**TRY IT**
This exercise calls for copying every line below that holds the word "JSON".
[Start of Attachment]
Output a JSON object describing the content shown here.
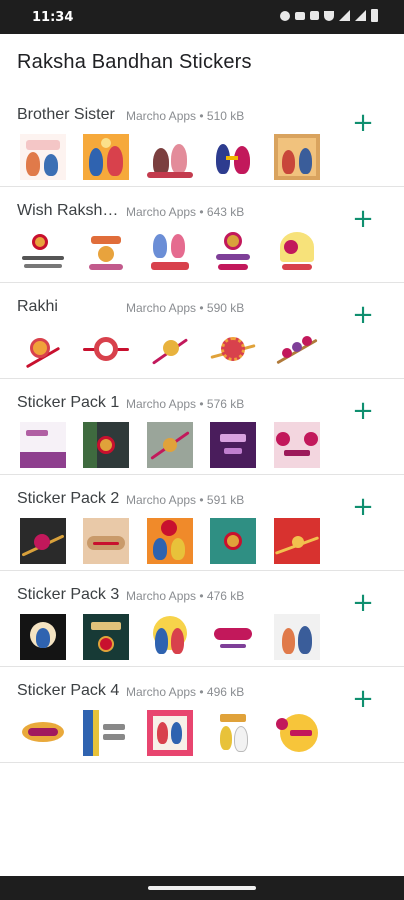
{
  "status_bar": {
    "time": "11:34"
  },
  "app": {
    "title": "Raksha Bandhan Stickers"
  },
  "packs": [
    {
      "name": "Brother Sister",
      "publisher": "Marcho Apps",
      "size": "510 kB",
      "add_icon": "plus-icon"
    },
    {
      "name": "Wish Raksh…",
      "publisher": "Marcho Apps",
      "size": "643 kB",
      "add_icon": "plus-icon"
    },
    {
      "name": "Rakhi",
      "publisher": "Marcho Apps",
      "size": "590 kB",
      "add_icon": "plus-icon"
    },
    {
      "name": "Sticker Pack 1",
      "publisher": "Marcho Apps",
      "size": "576 kB",
      "add_icon": "plus-icon"
    },
    {
      "name": "Sticker Pack 2",
      "publisher": "Marcho Apps",
      "size": "591 kB",
      "add_icon": "plus-icon"
    },
    {
      "name": "Sticker Pack 3",
      "publisher": "Marcho Apps",
      "size": "476 kB",
      "add_icon": "plus-icon"
    },
    {
      "name": "Sticker Pack 4",
      "publisher": "Marcho Apps",
      "size": "496 kB",
      "add_icon": "plus-icon"
    }
  ],
  "colors": {
    "accent": "#0f8f6f",
    "status_bar": "#1e1e1e",
    "divider": "#e3e3e3"
  }
}
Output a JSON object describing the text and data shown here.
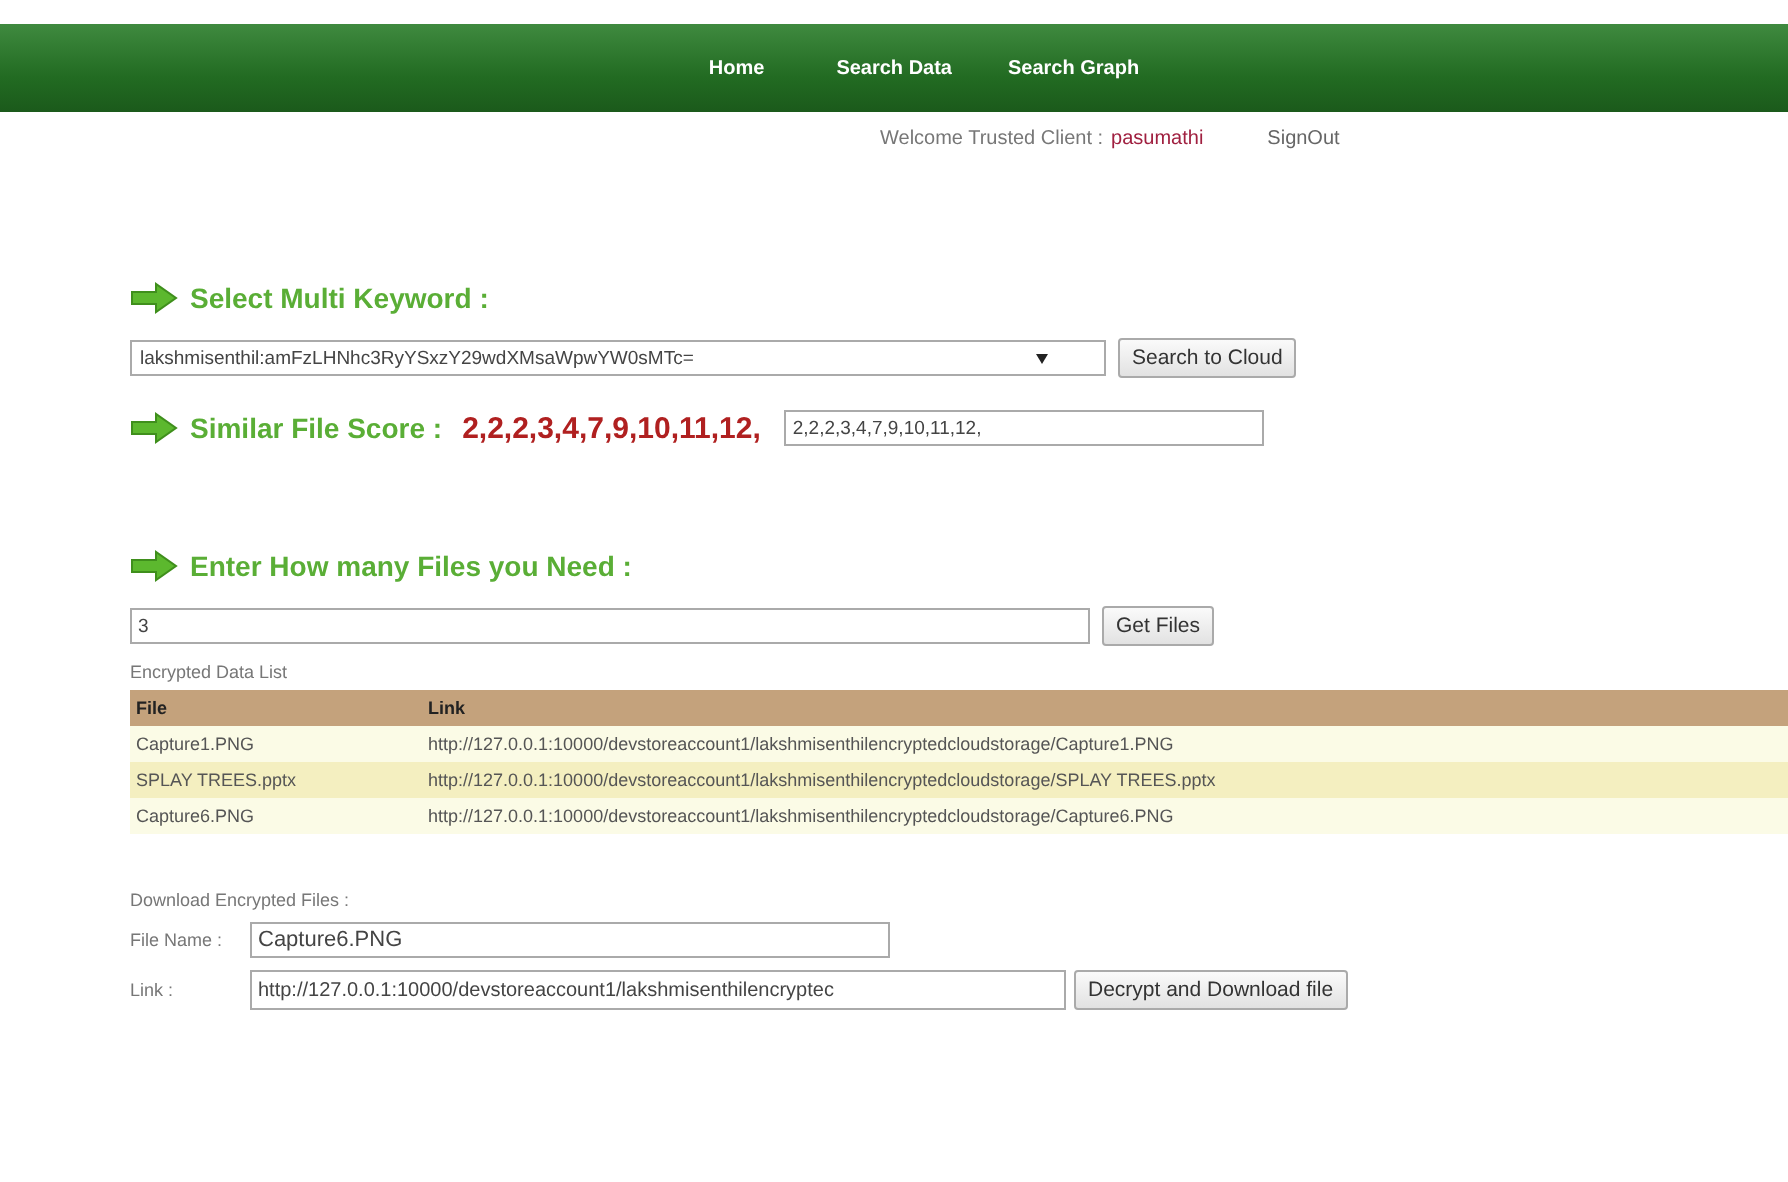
{
  "nav": {
    "items": [
      {
        "label": "Home"
      },
      {
        "label": "Search Data"
      },
      {
        "label": "Search Graph"
      }
    ]
  },
  "welcome": {
    "text": "Welcome Trusted Client :",
    "user": "pasumathi",
    "signout": "SignOut"
  },
  "keyword_section": {
    "heading": "Select Multi Keyword :",
    "select_value": "lakshmisenthil:amFzLHNhc3RyYSxzY29wdXMsaWpwYW0sMTc=",
    "button": "Search to Cloud"
  },
  "score_section": {
    "heading": "Similar File Score :",
    "score": "2,2,2,3,4,7,9,10,11,12,",
    "field_value": "2,2,2,3,4,7,9,10,11,12,"
  },
  "files_section": {
    "heading": "Enter How many Files you Need :",
    "field_value": "3",
    "button": "Get Files"
  },
  "table": {
    "caption": "Encrypted Data List",
    "columns": [
      "File",
      "Link"
    ],
    "rows": [
      [
        "Capture1.PNG",
        "http://127.0.0.1:10000/devstoreaccount1/lakshmisenthilencryptedcloudstorage/Capture1.PNG"
      ],
      [
        "SPLAY TREES.pptx",
        "http://127.0.0.1:10000/devstoreaccount1/lakshmisenthilencryptedcloudstorage/SPLAY TREES.pptx"
      ],
      [
        "Capture6.PNG",
        "http://127.0.0.1:10000/devstoreaccount1/lakshmisenthilencryptedcloudstorage/Capture6.PNG"
      ]
    ]
  },
  "download": {
    "caption": "Download Encrypted Files :",
    "file_label": "File Name :",
    "file_value": "Capture6.PNG",
    "link_label": "Link :",
    "link_value": "http://127.0.0.1:10000/devstoreaccount1/lakshmisenthilencryptec",
    "button": "Decrypt and Download file"
  }
}
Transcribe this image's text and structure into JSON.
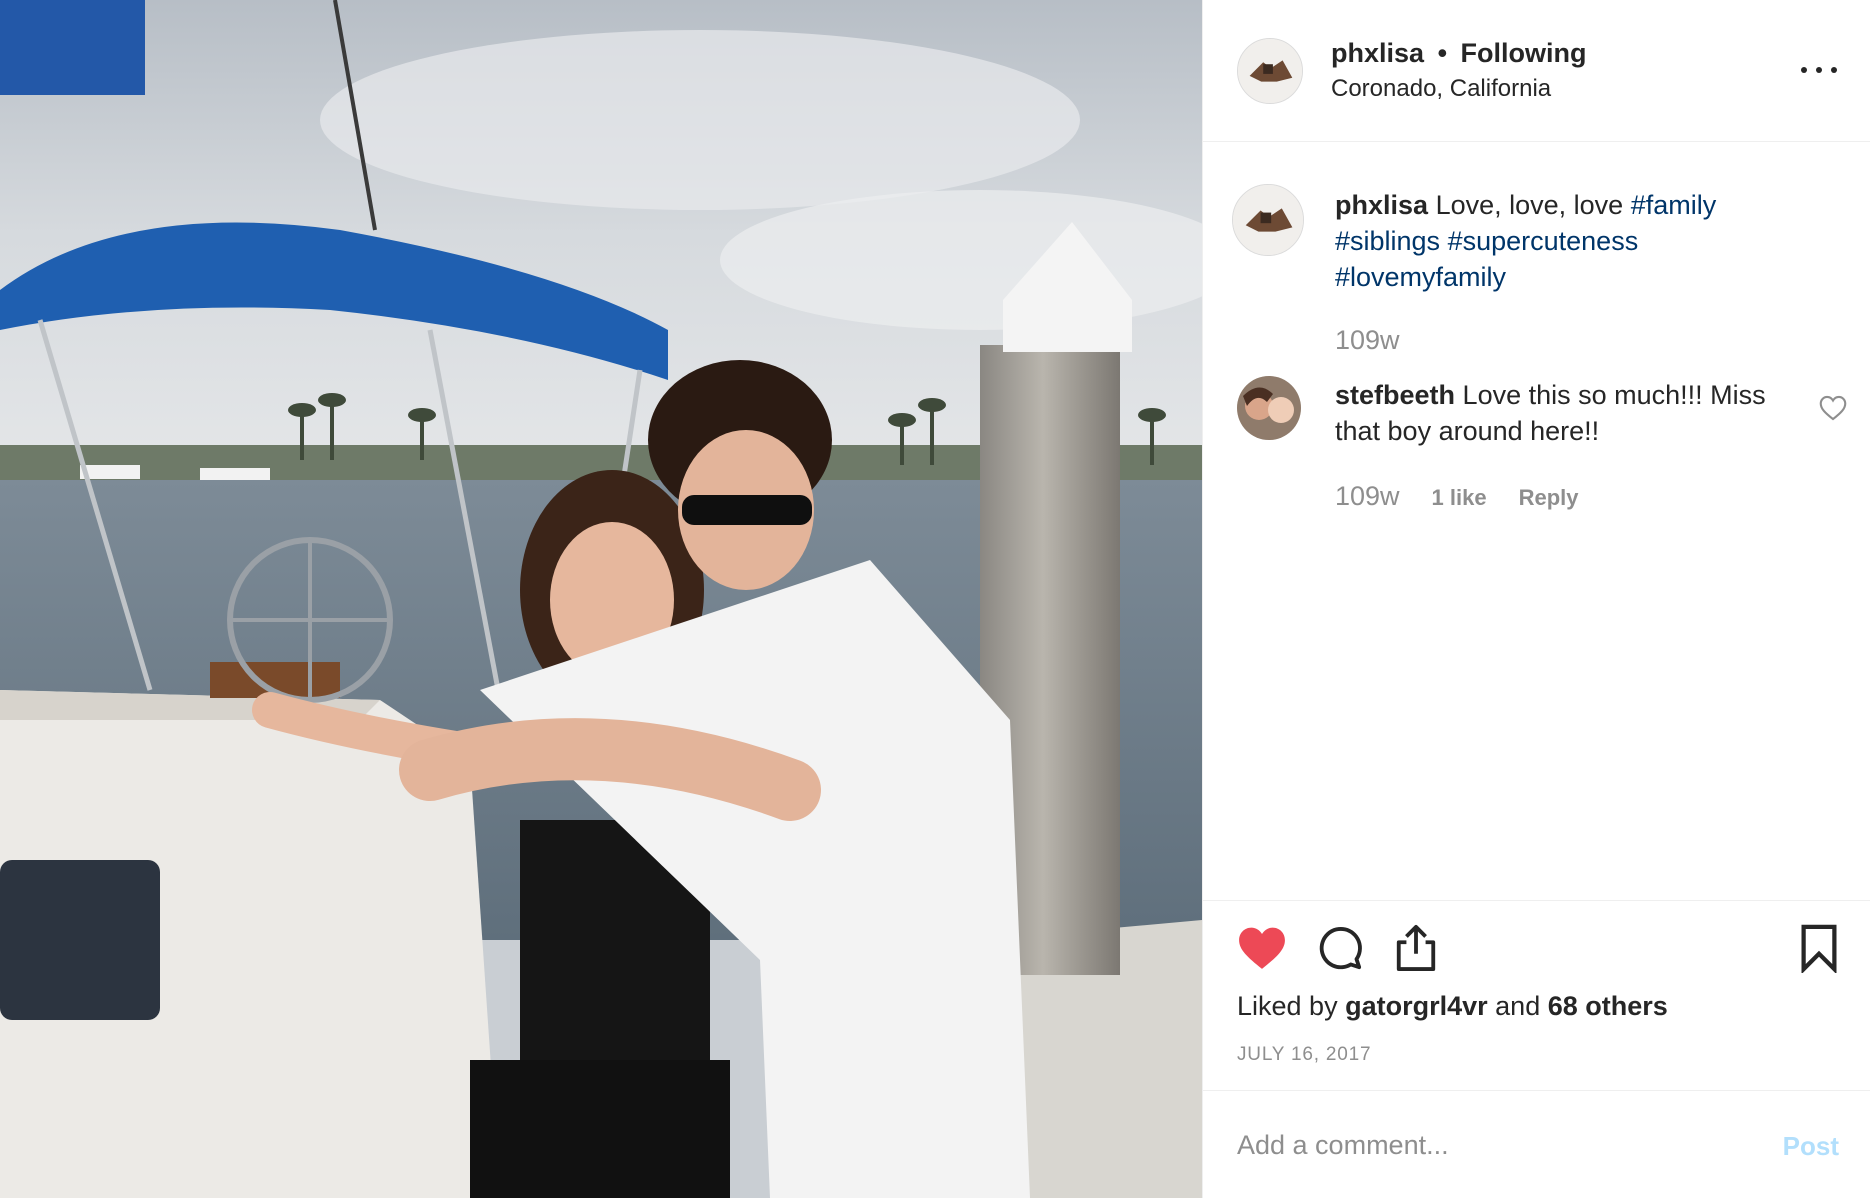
{
  "post": {
    "username": "phxlisa",
    "separator": "•",
    "follow_status": "Following",
    "location": "Coronado, California"
  },
  "caption": {
    "username": "phxlisa",
    "text": "Love, love, love",
    "hashtags": [
      "#family",
      "#siblings",
      "#supercuteness",
      "#lovemyfamily"
    ],
    "time": "109w"
  },
  "comment": {
    "username": "stefbeeth",
    "text": "Love this so much!!! Miss that boy around here!!",
    "time": "109w",
    "likes": "1 like",
    "reply_label": "Reply"
  },
  "engagement": {
    "liked_by_prefix": "Liked by",
    "liked_by_user": "gatorgrl4vr",
    "and_label": "and",
    "others_label": "68 others",
    "date": "JULY 16, 2017"
  },
  "add_comment": {
    "placeholder": "Add a comment...",
    "post_label": "Post"
  },
  "icons": {
    "more": "more-options-icon",
    "like": "heart-filled-icon",
    "comment": "comment-bubble-icon",
    "share": "share-icon",
    "save": "bookmark-icon",
    "comment_like": "heart-outline-icon"
  },
  "colors": {
    "heart": "#ed4956",
    "hashtag": "#003569",
    "muted": "#8e8e8e",
    "post_button": "#b2dffc"
  }
}
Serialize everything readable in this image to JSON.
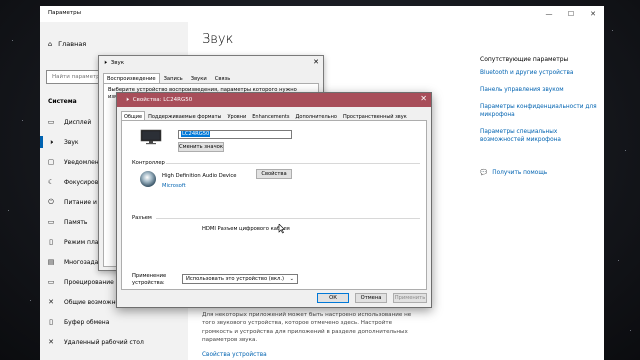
{
  "settings": {
    "window_title": "Параметры",
    "controls": {
      "minimize": "—",
      "maximize": "☐",
      "close": "✕"
    },
    "home_label": "Главная",
    "search_placeholder": "Найти параметр",
    "section_label": "Система",
    "sidebar_items": [
      {
        "label": "Дисплей",
        "icon": "display-icon",
        "glyph": "▭"
      },
      {
        "label": "Звук",
        "icon": "speaker-icon",
        "glyph": "🕨"
      },
      {
        "label": "Уведомления и действия",
        "icon": "notification-icon",
        "glyph": "▢"
      },
      {
        "label": "Фокусировка внимания",
        "icon": "moon-icon",
        "glyph": "☾"
      },
      {
        "label": "Питание и спящий режим",
        "icon": "power-icon",
        "glyph": "⏻"
      },
      {
        "label": "Память",
        "icon": "storage-icon",
        "glyph": "▭"
      },
      {
        "label": "Режим планшета",
        "icon": "tablet-icon",
        "glyph": "▯"
      },
      {
        "label": "Многозадачность",
        "icon": "multitask-icon",
        "glyph": "▤"
      },
      {
        "label": "Проецирование на этот компьютер",
        "icon": "project-icon",
        "glyph": "▭"
      },
      {
        "label": "Общие возможности",
        "icon": "share-icon",
        "glyph": "✕"
      },
      {
        "label": "Буфер обмена",
        "icon": "clipboard-icon",
        "glyph": "▯"
      },
      {
        "label": "Удаленный рабочий стол",
        "icon": "remote-icon",
        "glyph": "✕"
      }
    ],
    "main_title": "Звук",
    "related": {
      "heading": "Сопутствующие параметры",
      "links": [
        "Bluetooth и другие устройства",
        "Панель управления звуком",
        "Параметры конфиденциальности для микрофона",
        "Параметры специальных возможностей микрофона"
      ]
    },
    "help_link": "Получить помощь",
    "bottom_text": "Для некоторых приложений может быть настроено использование не того звукового устройства, которое отмечено здесь. Настройте громкость и устройства для приложений в разделе дополнительных параметров звука.",
    "bottom_link": "Свойства устройства"
  },
  "sound_dialog": {
    "title": "Звук",
    "close": "✕",
    "tabs": [
      "Воспроизведение",
      "Запись",
      "Звуки",
      "Связь"
    ],
    "active_tab": 0,
    "instruction": "Выберите устройство воспроизведения, параметры которого нужно изменить:"
  },
  "props_dialog": {
    "title": "Свойства: LC24RG50",
    "close": "✕",
    "tabs": [
      "Общие",
      "Поддерживаемые форматы",
      "Уровни",
      "Enhancements",
      "Дополнительно",
      "Пространственный звук"
    ],
    "active_tab": 0,
    "device_name": "LC24RG50",
    "change_icon_label": "Сменить значок",
    "controller_label": "Контроллер",
    "controller_name": "High Definition Audio Device",
    "controller_vendor": "Microsoft",
    "properties_button": "Свойства",
    "jack_label": "Разъем",
    "connection": "HDMI Разъем цифрового кабеля",
    "usage_label": "Применение устройства:",
    "usage_value": "Использовать это устройство (вкл.)",
    "ok_button": "ОК",
    "cancel_button": "Отмена",
    "apply_button": "Применить"
  },
  "colors": {
    "accent": "#0063b1",
    "dialog_title": "#a84e5a"
  }
}
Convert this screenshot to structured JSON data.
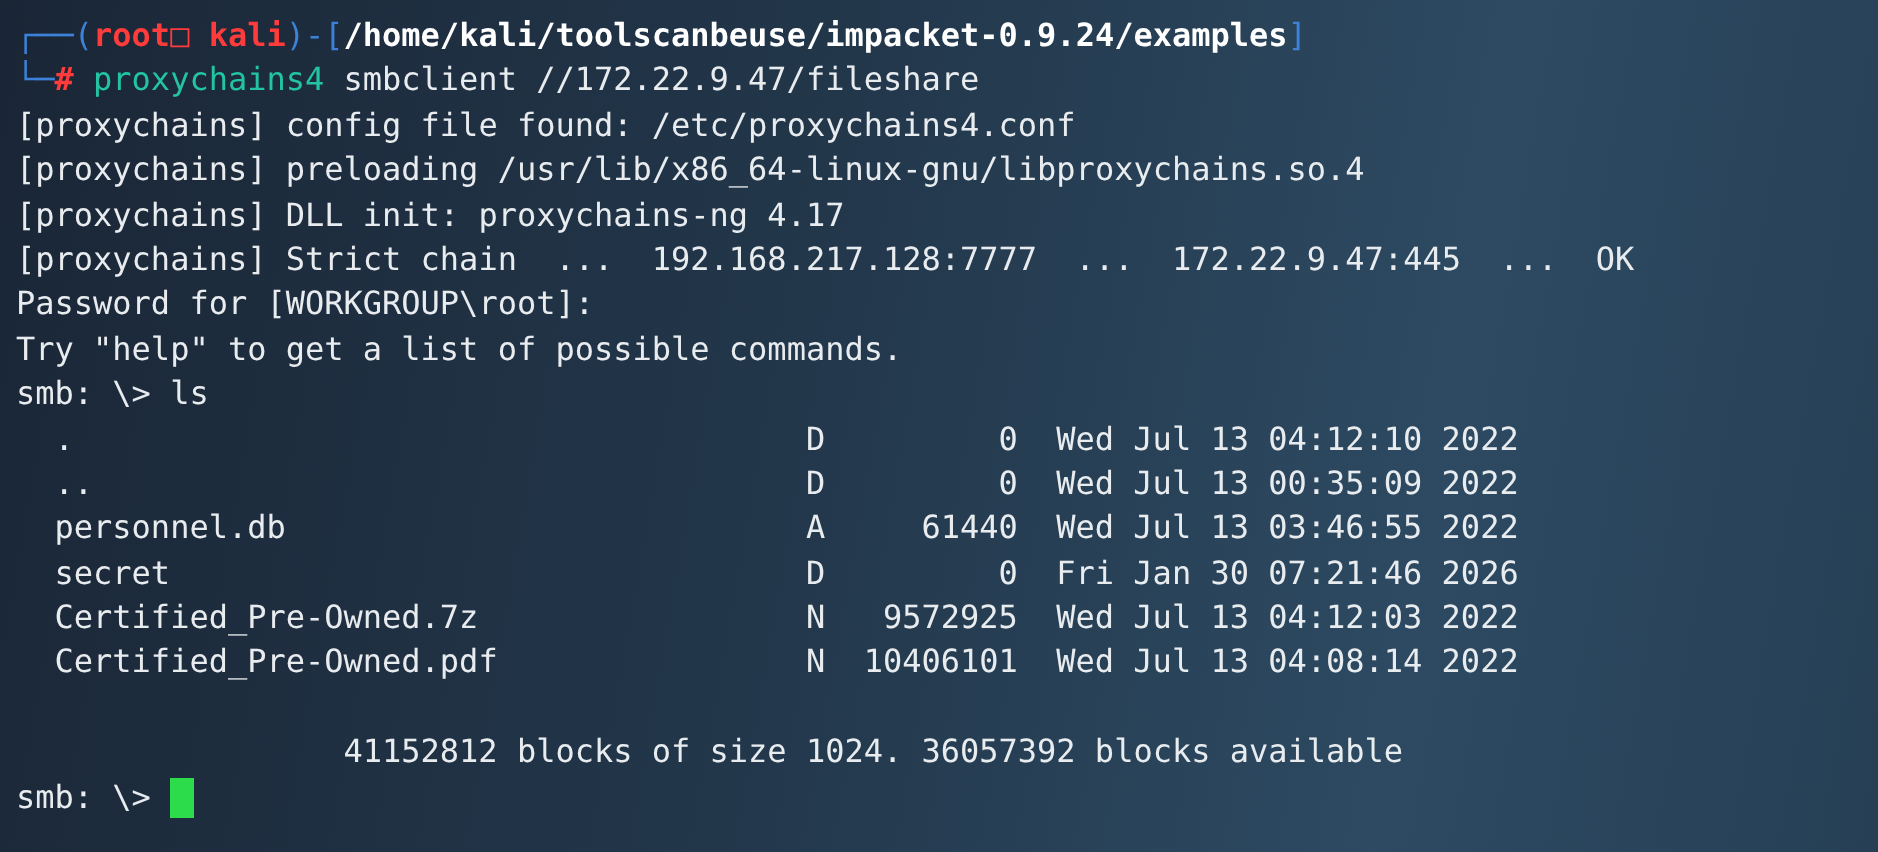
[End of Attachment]
**YOUR SOLUTION**
Output a JSON object describing the content shown here.
Output a JSON object describing the text and data shown here.
Transcribe this image's text and structure into JSON.
Serialize everything readable in this image to JSON.
Convert this screenshot to structured JSON data.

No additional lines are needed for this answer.